It became a pilgrimage for democracy, individual rights, and freedom. The more vicious the assaults on them, (wrongful arrests, beatings, physical attacks on people peacefully sitting, sprinklers turned on, loud music blasting at random intervals, intimidation at strange hours of the morning, etc), the more the people came in support, and the more donations flooded in.
Yes, it was brutally destroyed. But the spirit of it and all it stands for, lives on. That will never die, for it exists in the hearts of all of us who were either there or visited.
The Freedom and Rights Coalition were tireless in their efforts to help organize peaceful protests throughout the country. A place where people could join in unity and give voice to their concerns. They helped give a voice to the people.
The lawyer Sue Grey was also listed under one of the groups and is best-known for her exhaustive work in challenging recent infringements on human rights through the courts. Most recently she was on the steps of parliament, publicly standing with another hero, Dr Matt Shelton, advising that nano-technology was contained in the experimental injections. Disinformation? Hardly.
It was also astonishing to see nzdsos.com on the list. This is a group of doctors and medical staff I implicitly trust and for whom I have the deepest admiration. They have gone out on a limb to speak out and bring people the truth. They provide meticulously researched information from international experts and by doing that the outright lies we have been told are laid bare.
They, and the other individuals and groups on the ‘list’, have been black PR’d, ridiculed, denigrated, harassed and threatened. The nzdsos.com doctors have been removed from their practices, suspended and sometimes forced into expensive spurious court cases, which simply seem designed to create further stress and hardship. So what do they do?

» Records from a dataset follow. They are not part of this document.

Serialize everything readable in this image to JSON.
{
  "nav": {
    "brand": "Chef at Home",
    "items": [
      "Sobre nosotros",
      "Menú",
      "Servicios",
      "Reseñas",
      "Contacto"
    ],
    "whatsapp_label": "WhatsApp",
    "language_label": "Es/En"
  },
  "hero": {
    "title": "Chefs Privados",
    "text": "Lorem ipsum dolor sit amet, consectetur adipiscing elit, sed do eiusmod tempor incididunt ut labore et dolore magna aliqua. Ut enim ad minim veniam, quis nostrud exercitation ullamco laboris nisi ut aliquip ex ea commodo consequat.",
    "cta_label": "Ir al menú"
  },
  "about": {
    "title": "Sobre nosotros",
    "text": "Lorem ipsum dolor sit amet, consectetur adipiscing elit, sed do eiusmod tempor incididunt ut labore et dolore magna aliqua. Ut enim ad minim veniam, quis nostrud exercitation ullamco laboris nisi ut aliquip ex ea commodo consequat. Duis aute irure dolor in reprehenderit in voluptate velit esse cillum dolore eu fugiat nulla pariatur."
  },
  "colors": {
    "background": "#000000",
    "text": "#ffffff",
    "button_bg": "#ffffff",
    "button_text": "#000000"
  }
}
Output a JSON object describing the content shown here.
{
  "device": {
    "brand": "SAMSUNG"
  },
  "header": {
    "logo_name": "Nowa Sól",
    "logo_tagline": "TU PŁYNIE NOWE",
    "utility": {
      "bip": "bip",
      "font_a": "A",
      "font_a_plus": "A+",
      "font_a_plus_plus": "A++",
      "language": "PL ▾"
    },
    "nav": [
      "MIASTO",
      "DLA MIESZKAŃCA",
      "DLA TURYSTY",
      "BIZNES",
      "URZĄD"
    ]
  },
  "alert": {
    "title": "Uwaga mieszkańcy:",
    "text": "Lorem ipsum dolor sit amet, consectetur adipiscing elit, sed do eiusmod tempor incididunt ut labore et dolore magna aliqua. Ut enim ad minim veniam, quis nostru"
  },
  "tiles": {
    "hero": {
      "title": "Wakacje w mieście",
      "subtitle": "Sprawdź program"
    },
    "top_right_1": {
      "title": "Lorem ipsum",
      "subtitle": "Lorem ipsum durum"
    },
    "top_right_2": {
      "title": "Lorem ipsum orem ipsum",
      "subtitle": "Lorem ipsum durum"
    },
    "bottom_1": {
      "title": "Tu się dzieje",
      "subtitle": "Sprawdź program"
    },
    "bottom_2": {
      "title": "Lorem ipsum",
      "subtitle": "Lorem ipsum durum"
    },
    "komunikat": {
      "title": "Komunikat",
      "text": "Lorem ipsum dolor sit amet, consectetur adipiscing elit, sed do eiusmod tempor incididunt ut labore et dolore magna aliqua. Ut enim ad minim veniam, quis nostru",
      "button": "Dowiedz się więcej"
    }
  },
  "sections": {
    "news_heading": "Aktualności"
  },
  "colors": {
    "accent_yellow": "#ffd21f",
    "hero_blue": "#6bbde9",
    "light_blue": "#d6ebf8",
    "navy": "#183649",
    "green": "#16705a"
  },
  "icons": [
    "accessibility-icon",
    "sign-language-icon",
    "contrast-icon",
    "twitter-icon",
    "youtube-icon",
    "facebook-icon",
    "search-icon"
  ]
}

They open a clinic to help assist those suffering from the side-effects of the injections.
And still they all speak out to bring us the truth, to help us see what is happening, and they continue to invite anyone reading their information to make up their own minds.
Heroes. Each one.
Some of the others on the list I do not know, but they’re in great company. There are many more not on ‘the list’ who are also providing factual information to Kiwis at great cost to themselves.
I applaud them for their honour, their bravery, their courage, and for calmly and peacefully standing for democracy and making the factual information known. They are not fighting the old system as such, but highlighting the facts and getting busy creating a new world where freedom of choice and the Bill of Rights are sacrosanct.
The first part of doing that is to give Kiwis another point of view of current issues, backed by facts, that is not sponsored by government.
Perfectly reasonable in a democracy one would have thought.
I’m with them.
Dad would be too.
Just like he carried on when times were tough, so are many Kiwis, in their own way, adding to the momentum, peacefully building the world we want. Working together in unity, honouring the Bill of Rights and the Nuremberg Code, and standing together for what is right (for that is the way we’ll do it). That’s what will give our children, our grandchildren, and our country, a promising future.
Join us, in whatever way you can. Have a listen to other points of view. Make up your own mind and support what you know to be right.
You’ll be pleased you did.
For it is a matter of honour — for you and for each of us — just as it was for that young boy in the 1930s.